Work instructions:
For this exercise, copy the records below exactly and exclude every image.

Source information:
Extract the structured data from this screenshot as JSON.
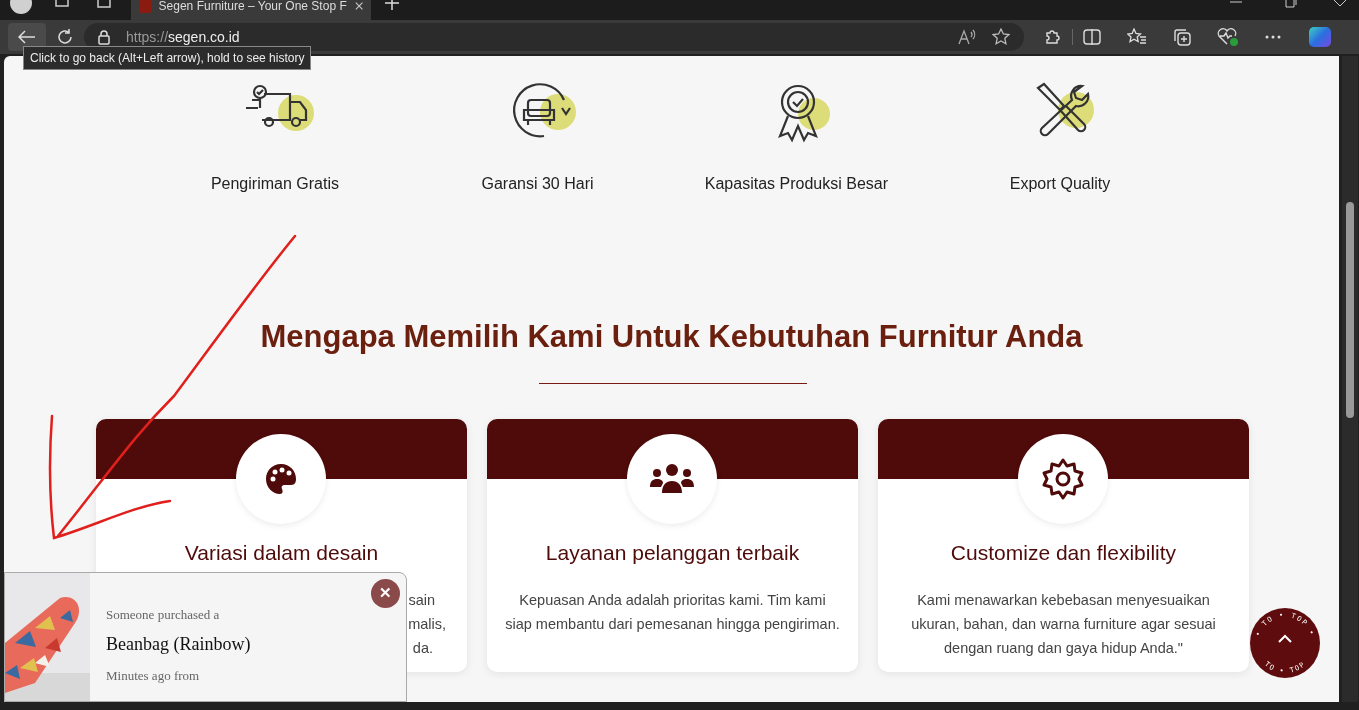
{
  "browser": {
    "tab_title": "Segen Furniture – Your One Stop F",
    "url_scheme": "https://",
    "url_host": "segen.co.id",
    "tooltip": "Click to go back (Alt+Left arrow), hold to see history"
  },
  "features": [
    {
      "kind": "truck",
      "label": "Pengiriman Gratis"
    },
    {
      "kind": "sofa",
      "label": "Garansi 30 Hari"
    },
    {
      "kind": "medal",
      "label": "Kapasitas Produksi Besar"
    },
    {
      "kind": "tools",
      "label": "Export Quality"
    }
  ],
  "section": {
    "heading": "Mengapa Memilih Kami Untuk Kebutuhan Furnitur Anda"
  },
  "cards": [
    {
      "kind": "palette",
      "title": "Variasi dalam desain",
      "description_lines": [
        "sain",
        "malis,",
        "da."
      ]
    },
    {
      "kind": "people",
      "title": "Layanan pelanggan terbaik",
      "description": "Kepuasan Anda adalah prioritas kami. Tim kami siap membantu dari pemesanan hingga pengiriman."
    },
    {
      "kind": "gear",
      "title": "Customize dan flexibility",
      "description": "Kami menawarkan kebebasan menyesuaikan ukuran, bahan, dan warna furniture agar sesuai dengan ruang dan gaya hidup Anda.\""
    }
  ],
  "popup": {
    "line_1": "Someone purchased a",
    "product": "Beanbag (Rainbow)",
    "line_3": "Minutes ago from",
    "close": "✕"
  },
  "to_top": {
    "ring_texts": [
      "• TO • TOP •",
      "TO • TOP"
    ]
  }
}
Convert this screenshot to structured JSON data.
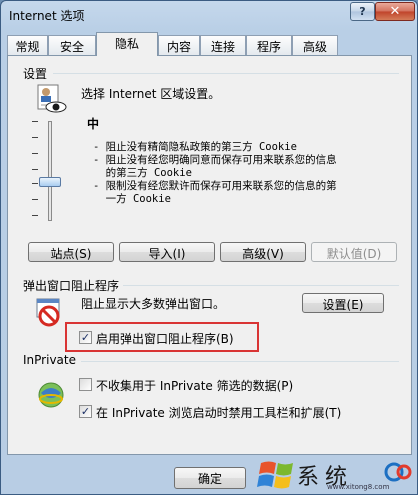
{
  "window": {
    "title": "Internet 选项"
  },
  "titlebar": {
    "help_label": "?",
    "close_label": "✕"
  },
  "tabs": [
    {
      "label": "常规"
    },
    {
      "label": "安全"
    },
    {
      "label": "隐私"
    },
    {
      "label": "内容"
    },
    {
      "label": "连接"
    },
    {
      "label": "程序"
    },
    {
      "label": "高级"
    }
  ],
  "settings": {
    "group_title": "设置",
    "zone_text": "选择 Internet 区域设置。",
    "level": "中",
    "descriptions": [
      "- 阻止没有精简隐私政策的第三方 Cookie",
      "- 阻止没有经您明确同意而保存可用来联系您的信息的第三方 Cookie",
      "- 限制没有经您默许而保存可用来联系您的信息的第一方 Cookie"
    ],
    "desc_lines": [
      "- 阻止没有精简隐私政策的第三方 Cookie",
      "- 阻止没有经您明确同意而保存可用来联系您的信息",
      "  的第三方 Cookie",
      "- 限制没有经您默许而保存可用来联系您的信息的第",
      "  一方 Cookie"
    ],
    "buttons": {
      "sites": "站点(S)",
      "import": "导入(I)",
      "advanced": "高级(V)",
      "default": "默认值(D)"
    }
  },
  "popup": {
    "group_title": "弹出窗口阻止程序",
    "text": "阻止显示大多数弹出窗口。",
    "settings_button": "设置(E)",
    "enable_label": "启用弹出窗口阻止程序(B)",
    "enable_checked": true
  },
  "inprivate": {
    "group_title": "InPrivate",
    "option1_label": "不收集用于 InPrivate 筛选的数据(P)",
    "option1_checked": false,
    "option2_label": "在 InPrivate 浏览启动时禁用工具栏和扩展(T)",
    "option2_checked": true
  },
  "footer": {
    "ok_label": "确定",
    "watermark_text": "系统",
    "watermark_url": "www.xitong8.com"
  }
}
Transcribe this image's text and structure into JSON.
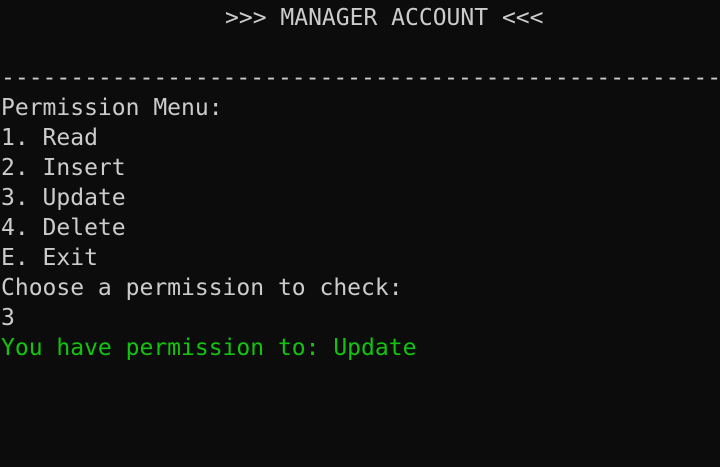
{
  "terminal": {
    "header": ">>> MANAGER ACCOUNT <<<",
    "separator": "-----------------------------------------------------",
    "menu_title": "Permission Menu:",
    "menu_items": [
      "1. Read",
      "2. Insert",
      "3. Update",
      "4. Delete",
      "E. Exit"
    ],
    "prompt": "Choose a permission to check:",
    "user_input": "3",
    "result": "You have permission to: Update",
    "colors": {
      "background": "#0c0c0c",
      "text": "#cccccc",
      "success": "#13c40f"
    }
  }
}
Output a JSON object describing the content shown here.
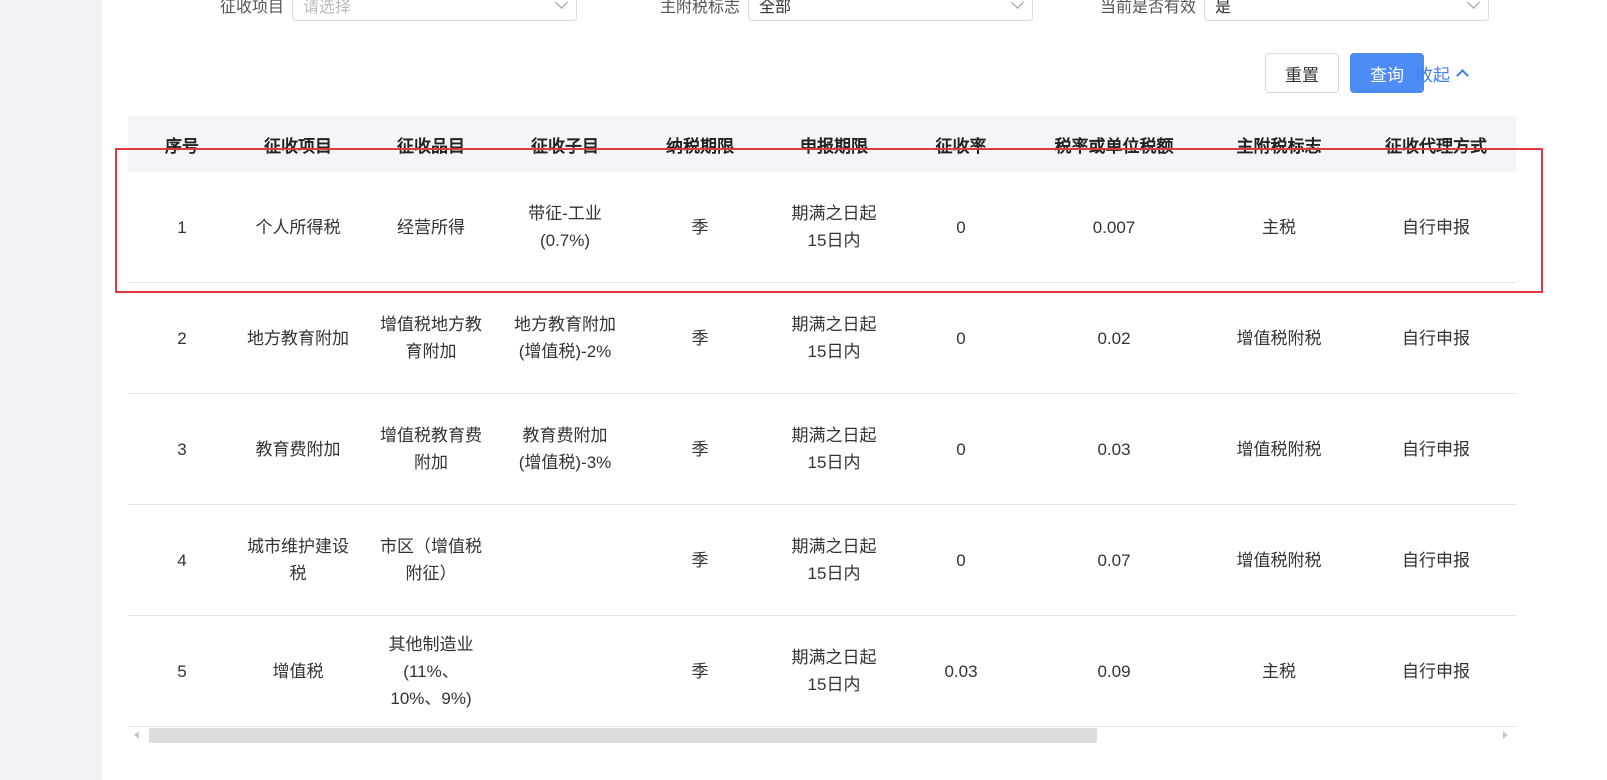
{
  "filters": {
    "item": {
      "label": "征收项目",
      "placeholder": "请选择"
    },
    "main_sub_flag": {
      "label": "主附税标志",
      "value": "全部"
    },
    "is_valid": {
      "label": "当前是否有效",
      "value": "是"
    }
  },
  "buttons": {
    "reset": "重置",
    "query": "查询",
    "collapse": "收起"
  },
  "colors": {
    "primary": "#4d8cf4",
    "link": "#3f7ef0",
    "highlight": "#e0393e"
  },
  "table": {
    "columns": [
      "序号",
      "征收项目",
      "征收品目",
      "征收子目",
      "纳税期限",
      "申报期限",
      "征收率",
      "税率或单位税额",
      "主附税标志",
      "征收代理方式"
    ],
    "rows": [
      [
        "1",
        "个人所得税",
        "经营所得",
        "带征-工业\n(0.7%)",
        "季",
        "期满之日起\n15日内",
        "0",
        "0.007",
        "主税",
        "自行申报"
      ],
      [
        "2",
        "地方教育附加",
        "增值税地方教\n育附加",
        "地方教育附加\n(增值税)-2%",
        "季",
        "期满之日起\n15日内",
        "0",
        "0.02",
        "增值税附税",
        "自行申报"
      ],
      [
        "3",
        "教育费附加",
        "增值税教育费\n附加",
        "教育费附加\n(增值税)-3%",
        "季",
        "期满之日起\n15日内",
        "0",
        "0.03",
        "增值税附税",
        "自行申报"
      ],
      [
        "4",
        "城市维护建设\n税",
        "市区（增值税\n附征）",
        "",
        "季",
        "期满之日起\n15日内",
        "0",
        "0.07",
        "增值税附税",
        "自行申报"
      ],
      [
        "5",
        "增值税",
        "其他制造业\n(11%、\n10%、9%)",
        "",
        "季",
        "期满之日起\n15日内",
        "0.03",
        "0.09",
        "主税",
        "自行申报"
      ]
    ]
  }
}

Solution to the exercise:
Extract the structured data from this screenshot as JSON.
{
  "browser": {
    "tab_title": "Segen Furniture – Your One Stop F",
    "url_scheme": "https://",
    "url_host": "segen.co.id",
    "tooltip": "Click to go back (Alt+Left arrow), hold to see history"
  },
  "features": [
    {
      "kind": "truck",
      "label": "Pengiriman Gratis"
    },
    {
      "kind": "sofa",
      "label": "Garansi 30 Hari"
    },
    {
      "kind": "medal",
      "label": "Kapasitas Produksi Besar"
    },
    {
      "kind": "tools",
      "label": "Export Quality"
    }
  ],
  "section": {
    "heading": "Mengapa Memilih Kami Untuk Kebutuhan Furnitur Anda"
  },
  "cards": [
    {
      "kind": "palette",
      "title": "Variasi dalam desain",
      "description_lines": [
        "sain",
        "malis,",
        "da."
      ]
    },
    {
      "kind": "people",
      "title": "Layanan pelanggan terbaik",
      "description": "Kepuasan Anda adalah prioritas kami. Tim kami siap membantu dari pemesanan hingga pengiriman."
    },
    {
      "kind": "gear",
      "title": "Customize dan flexibility",
      "description": "Kami menawarkan kebebasan menyesuaikan ukuran, bahan, dan warna furniture agar sesuai dengan ruang dan gaya hidup Anda.\""
    }
  ],
  "popup": {
    "line_1": "Someone purchased a",
    "product": "Beanbag (Rainbow)",
    "line_3": "Minutes ago from",
    "close": "✕"
  },
  "to_top": {
    "ring_texts": [
      "• TO • TOP •",
      "TO • TOP"
    ]
  }
}
Convert this screenshot to structured JSON data.
{
  "window": {
    "title": "Internet 选项"
  },
  "titlebar": {
    "help_label": "?",
    "close_label": "✕"
  },
  "tabs": [
    {
      "label": "常规"
    },
    {
      "label": "安全"
    },
    {
      "label": "隐私"
    },
    {
      "label": "内容"
    },
    {
      "label": "连接"
    },
    {
      "label": "程序"
    },
    {
      "label": "高级"
    }
  ],
  "settings": {
    "group_title": "设置",
    "zone_text": "选择 Internet 区域设置。",
    "level": "中",
    "descriptions": [
      "- 阻止没有精简隐私政策的第三方 Cookie",
      "- 阻止没有经您明确同意而保存可用来联系您的信息的第三方 Cookie",
      "- 限制没有经您默许而保存可用来联系您的信息的第一方 Cookie"
    ],
    "desc_lines": [
      "- 阻止没有精简隐私政策的第三方 Cookie",
      "- 阻止没有经您明确同意而保存可用来联系您的信息",
      "  的第三方 Cookie",
      "- 限制没有经您默许而保存可用来联系您的信息的第",
      "  一方 Cookie"
    ],
    "buttons": {
      "sites": "站点(S)",
      "import": "导入(I)",
      "advanced": "高级(V)",
      "default": "默认值(D)"
    }
  },
  "popup": {
    "group_title": "弹出窗口阻止程序",
    "text": "阻止显示大多数弹出窗口。",
    "settings_button": "设置(E)",
    "enable_label": "启用弹出窗口阻止程序(B)",
    "enable_checked": true
  },
  "inprivate": {
    "group_title": "InPrivate",
    "option1_label": "不收集用于 InPrivate 筛选的数据(P)",
    "option1_checked": false,
    "option2_label": "在 InPrivate 浏览启动时禁用工具栏和扩展(T)",
    "option2_checked": true
  },
  "footer": {
    "ok_label": "确定",
    "watermark_text": "系统",
    "watermark_url": "www.xitong8.com"
  }
}
Transcribe this image's text and structure into JSON.
{
  "terminal": {
    "header": ">>> MANAGER ACCOUNT <<<",
    "separator": "-----------------------------------------------------",
    "menu_title": "Permission Menu:",
    "menu_items": [
      "1. Read",
      "2. Insert",
      "3. Update",
      "4. Delete",
      "E. Exit"
    ],
    "prompt": "Choose a permission to check:",
    "user_input": "3",
    "result": "You have permission to: Update",
    "colors": {
      "background": "#0c0c0c",
      "text": "#cccccc",
      "success": "#13c40f"
    }
  }
}
Output a JSON object describing the content shown here.
{
  "filters": {
    "item": {
      "label": "征收项目",
      "placeholder": "请选择"
    },
    "main_sub_flag": {
      "label": "主附税标志",
      "value": "全部"
    },
    "is_valid": {
      "label": "当前是否有效",
      "value": "是"
    }
  },
  "buttons": {
    "reset": "重置",
    "query": "查询",
    "collapse": "收起"
  },
  "colors": {
    "primary": "#4d8cf4",
    "link": "#3f7ef0",
    "highlight": "#e0393e"
  },
  "table": {
    "columns": [
      "序号",
      "征收项目",
      "征收品目",
      "征收子目",
      "纳税期限",
      "申报期限",
      "征收率",
      "税率或单位税额",
      "主附税标志",
      "征收代理方式"
    ],
    "rows": [
      [
        "1",
        "个人所得税",
        "经营所得",
        "带征-工业\n(0.7%)",
        "季",
        "期满之日起\n15日内",
        "0",
        "0.007",
        "主税",
        "自行申报"
      ],
      [
        "2",
        "地方教育附加",
        "增值税地方教\n育附加",
        "地方教育附加\n(增值税)-2%",
        "季",
        "期满之日起\n15日内",
        "0",
        "0.02",
        "增值税附税",
        "自行申报"
      ],
      [
        "3",
        "教育费附加",
        "增值税教育费\n附加",
        "教育费附加\n(增值税)-3%",
        "季",
        "期满之日起\n15日内",
        "0",
        "0.03",
        "增值税附税",
        "自行申报"
      ],
      [
        "4",
        "城市维护建设\n税",
        "市区（增值税\n附征）",
        "",
        "季",
        "期满之日起\n15日内",
        "0",
        "0.07",
        "增值税附税",
        "自行申报"
      ],
      [
        "5",
        "增值税",
        "其他制造业\n(11%、\n10%、9%)",
        "",
        "季",
        "期满之日起\n15日内",
        "0.03",
        "0.09",
        "主税",
        "自行申报"
      ]
    ]
  }
}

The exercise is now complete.